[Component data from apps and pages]
=== Begin Enclosure ===
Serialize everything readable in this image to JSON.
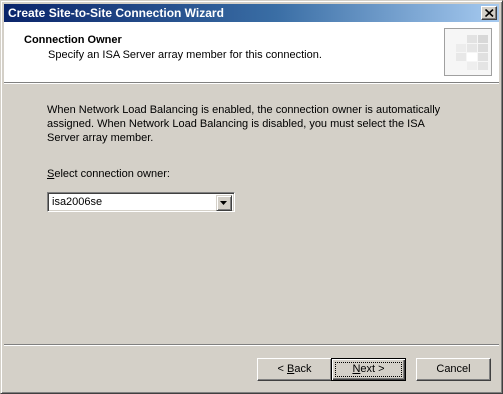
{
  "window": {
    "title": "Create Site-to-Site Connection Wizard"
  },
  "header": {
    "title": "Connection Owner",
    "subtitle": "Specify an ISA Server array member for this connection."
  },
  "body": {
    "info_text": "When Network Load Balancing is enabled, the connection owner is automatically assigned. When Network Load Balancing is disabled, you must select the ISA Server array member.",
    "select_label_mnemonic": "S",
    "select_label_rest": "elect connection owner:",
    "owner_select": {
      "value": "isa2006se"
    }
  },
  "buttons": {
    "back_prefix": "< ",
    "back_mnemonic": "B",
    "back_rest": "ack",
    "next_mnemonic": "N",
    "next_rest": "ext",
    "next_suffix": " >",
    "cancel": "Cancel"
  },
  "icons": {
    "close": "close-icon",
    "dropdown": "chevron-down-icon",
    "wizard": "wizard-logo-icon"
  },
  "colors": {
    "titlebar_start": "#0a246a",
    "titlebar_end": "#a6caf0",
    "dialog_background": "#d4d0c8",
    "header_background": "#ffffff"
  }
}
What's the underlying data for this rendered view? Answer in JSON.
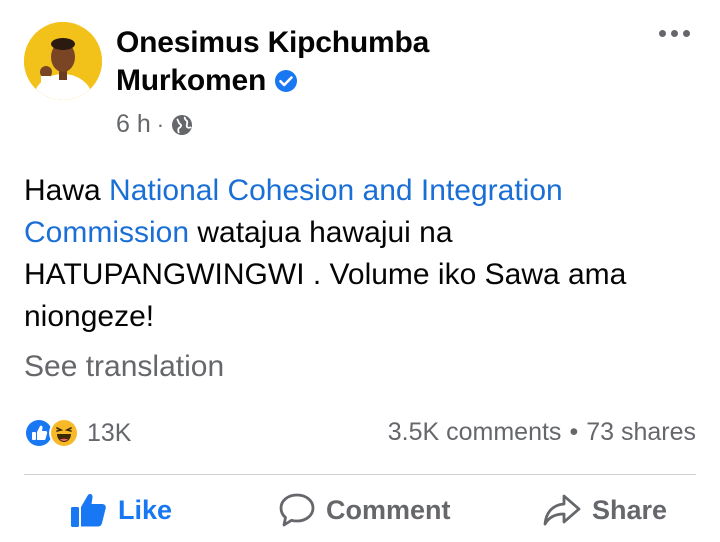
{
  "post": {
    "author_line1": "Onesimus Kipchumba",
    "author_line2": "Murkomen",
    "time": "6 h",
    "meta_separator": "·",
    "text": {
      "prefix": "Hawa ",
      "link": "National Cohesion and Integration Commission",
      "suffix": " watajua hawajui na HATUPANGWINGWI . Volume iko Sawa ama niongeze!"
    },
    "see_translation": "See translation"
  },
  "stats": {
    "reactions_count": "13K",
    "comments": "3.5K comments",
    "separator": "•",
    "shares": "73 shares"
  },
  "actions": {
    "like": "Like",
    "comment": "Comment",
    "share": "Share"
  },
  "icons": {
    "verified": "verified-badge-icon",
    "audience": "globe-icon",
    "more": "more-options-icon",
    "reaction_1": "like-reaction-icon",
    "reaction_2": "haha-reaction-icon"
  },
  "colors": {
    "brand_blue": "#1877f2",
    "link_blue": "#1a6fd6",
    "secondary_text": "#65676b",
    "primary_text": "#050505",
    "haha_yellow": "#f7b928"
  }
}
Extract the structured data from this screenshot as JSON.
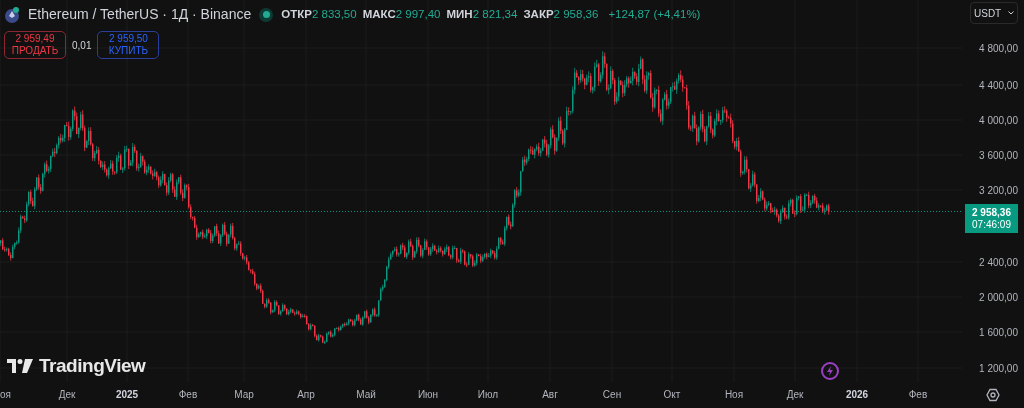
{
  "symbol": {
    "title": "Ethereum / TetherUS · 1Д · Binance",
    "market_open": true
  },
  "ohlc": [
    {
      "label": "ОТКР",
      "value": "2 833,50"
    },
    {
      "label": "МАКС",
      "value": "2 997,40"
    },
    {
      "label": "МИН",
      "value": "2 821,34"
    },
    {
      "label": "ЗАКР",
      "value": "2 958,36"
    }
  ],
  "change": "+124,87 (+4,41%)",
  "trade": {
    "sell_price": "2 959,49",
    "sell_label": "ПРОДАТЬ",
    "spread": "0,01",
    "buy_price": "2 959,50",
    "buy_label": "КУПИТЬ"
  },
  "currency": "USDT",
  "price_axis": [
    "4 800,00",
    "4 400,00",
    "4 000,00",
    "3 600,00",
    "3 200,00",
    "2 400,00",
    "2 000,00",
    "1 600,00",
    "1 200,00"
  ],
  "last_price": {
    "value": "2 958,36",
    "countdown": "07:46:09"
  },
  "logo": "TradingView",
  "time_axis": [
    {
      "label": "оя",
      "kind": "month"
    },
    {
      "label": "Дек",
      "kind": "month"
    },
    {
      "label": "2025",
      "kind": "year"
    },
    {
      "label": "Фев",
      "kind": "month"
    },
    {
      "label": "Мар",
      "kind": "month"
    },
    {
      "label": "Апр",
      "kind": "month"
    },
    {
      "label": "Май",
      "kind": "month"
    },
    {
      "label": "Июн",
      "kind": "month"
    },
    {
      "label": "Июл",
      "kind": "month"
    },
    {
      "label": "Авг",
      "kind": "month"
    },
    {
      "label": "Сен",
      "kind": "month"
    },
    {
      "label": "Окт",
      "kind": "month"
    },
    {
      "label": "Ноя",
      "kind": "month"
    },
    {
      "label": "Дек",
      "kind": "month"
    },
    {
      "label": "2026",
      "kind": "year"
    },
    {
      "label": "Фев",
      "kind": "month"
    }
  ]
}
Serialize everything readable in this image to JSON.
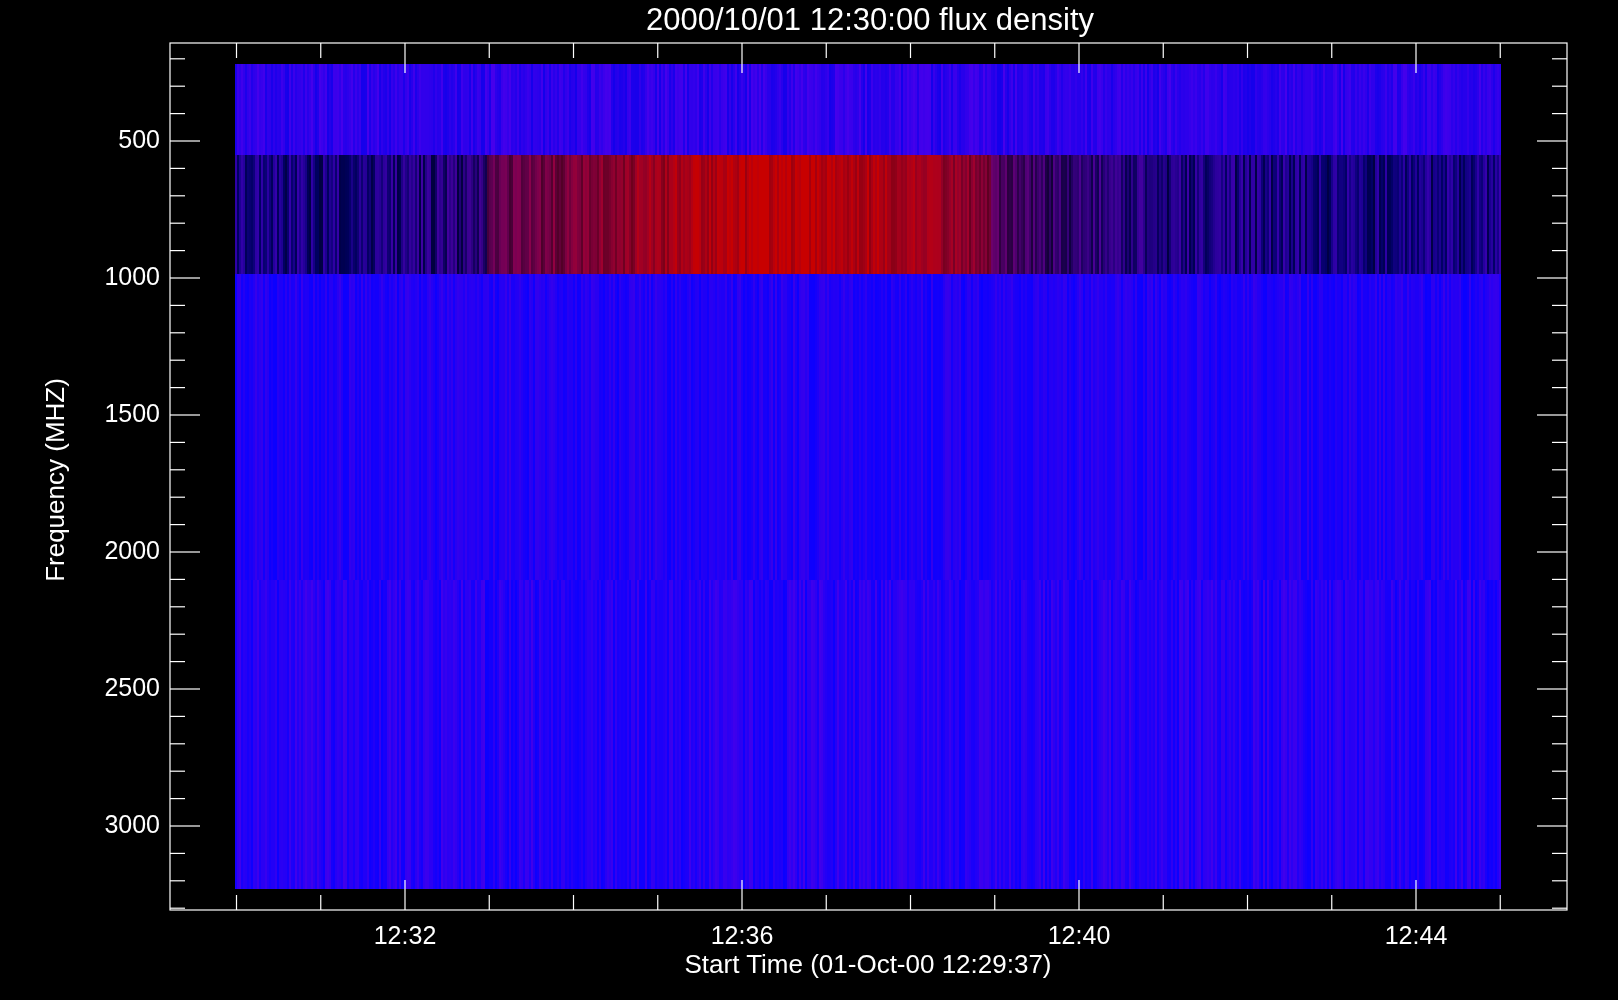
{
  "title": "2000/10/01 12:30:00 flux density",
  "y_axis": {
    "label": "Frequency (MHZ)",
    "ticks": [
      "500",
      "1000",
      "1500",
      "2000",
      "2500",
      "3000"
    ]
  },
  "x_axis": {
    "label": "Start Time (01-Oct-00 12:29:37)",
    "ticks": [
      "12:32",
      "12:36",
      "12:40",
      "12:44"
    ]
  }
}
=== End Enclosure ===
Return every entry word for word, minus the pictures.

Serialize everything readable in this image to JSON.
{
  "window": {
    "title": "Create Site-to-Site Connection Wizard"
  },
  "header": {
    "title": "Connection Owner",
    "subtitle": "Specify an ISA Server array member for this connection."
  },
  "body": {
    "info_text": "When Network Load Balancing is enabled, the connection owner is automatically assigned. When Network Load Balancing is disabled, you must select the ISA Server array member.",
    "select_label_mnemonic": "S",
    "select_label_rest": "elect connection owner:",
    "owner_select": {
      "value": "isa2006se"
    }
  },
  "buttons": {
    "back_prefix": "< ",
    "back_mnemonic": "B",
    "back_rest": "ack",
    "next_mnemonic": "N",
    "next_rest": "ext",
    "next_suffix": " >",
    "cancel": "Cancel"
  },
  "icons": {
    "close": "close-icon",
    "dropdown": "chevron-down-icon",
    "wizard": "wizard-logo-icon"
  },
  "colors": {
    "titlebar_start": "#0a246a",
    "titlebar_end": "#a6caf0",
    "dialog_background": "#d4d0c8",
    "header_background": "#ffffff"
  }
}
What's the underlying data for this rendered view? Answer in JSON.
{
  "post": {
    "author_line1": "Onesimus Kipchumba",
    "author_line2": "Murkomen",
    "time": "6 h",
    "meta_separator": "·",
    "text": {
      "prefix": "Hawa ",
      "link": "National Cohesion and Integration Commission",
      "suffix": " watajua hawajui na HATUPANGWINGWI . Volume iko Sawa ama niongeze!"
    },
    "see_translation": "See translation"
  },
  "stats": {
    "reactions_count": "13K",
    "comments": "3.5K comments",
    "separator": "•",
    "shares": "73 shares"
  },
  "actions": {
    "like": "Like",
    "comment": "Comment",
    "share": "Share"
  },
  "icons": {
    "verified": "verified-badge-icon",
    "audience": "globe-icon",
    "more": "more-options-icon",
    "reaction_1": "like-reaction-icon",
    "reaction_2": "haha-reaction-icon"
  },
  "colors": {
    "brand_blue": "#1877f2",
    "link_blue": "#1a6fd6",
    "secondary_text": "#65676b",
    "primary_text": "#050505",
    "haha_yellow": "#f7b928"
  }
}
Extract the structured data from this screenshot as JSON.
{
  "symbol": {
    "title": "Ethereum / TetherUS · 1Д · Binance",
    "market_open": true
  },
  "ohlc": [
    {
      "label": "ОТКР",
      "value": "2 833,50"
    },
    {
      "label": "МАКС",
      "value": "2 997,40"
    },
    {
      "label": "МИН",
      "value": "2 821,34"
    },
    {
      "label": "ЗАКР",
      "value": "2 958,36"
    }
  ],
  "change": "+124,87 (+4,41%)",
  "trade": {
    "sell_price": "2 959,49",
    "sell_label": "ПРОДАТЬ",
    "spread": "0,01",
    "buy_price": "2 959,50",
    "buy_label": "КУПИТЬ"
  },
  "currency": "USDT",
  "price_axis": [
    "4 800,00",
    "4 400,00",
    "4 000,00",
    "3 600,00",
    "3 200,00",
    "2 400,00",
    "2 000,00",
    "1 600,00",
    "1 200,00"
  ],
  "last_price": {
    "value": "2 958,36",
    "countdown": "07:46:09"
  },
  "logo": "TradingView",
  "time_axis": [
    {
      "label": "оя",
      "kind": "month"
    },
    {
      "label": "Дек",
      "kind": "month"
    },
    {
      "label": "2025",
      "kind": "year"
    },
    {
      "label": "Фев",
      "kind": "month"
    },
    {
      "label": "Мар",
      "kind": "month"
    },
    {
      "label": "Апр",
      "kind": "month"
    },
    {
      "label": "Май",
      "kind": "month"
    },
    {
      "label": "Июн",
      "kind": "month"
    },
    {
      "label": "Июл",
      "kind": "month"
    },
    {
      "label": "Авг",
      "kind": "month"
    },
    {
      "label": "Сен",
      "kind": "month"
    },
    {
      "label": "Окт",
      "kind": "month"
    },
    {
      "label": "Ноя",
      "kind": "month"
    },
    {
      "label": "Дек",
      "kind": "month"
    },
    {
      "label": "2026",
      "kind": "year"
    },
    {
      "label": "Фев",
      "kind": "month"
    }
  ]
}
Serialize everything readable in this image to JSON.
{
  "title": "2000/10/01 12:30:00 flux density",
  "y_axis": {
    "label": "Frequency (MHZ)",
    "ticks": [
      "500",
      "1000",
      "1500",
      "2000",
      "2500",
      "3000"
    ]
  },
  "x_axis": {
    "label": "Start Time (01-Oct-00 12:29:37)",
    "ticks": [
      "12:32",
      "12:36",
      "12:40",
      "12:44"
    ]
  }
}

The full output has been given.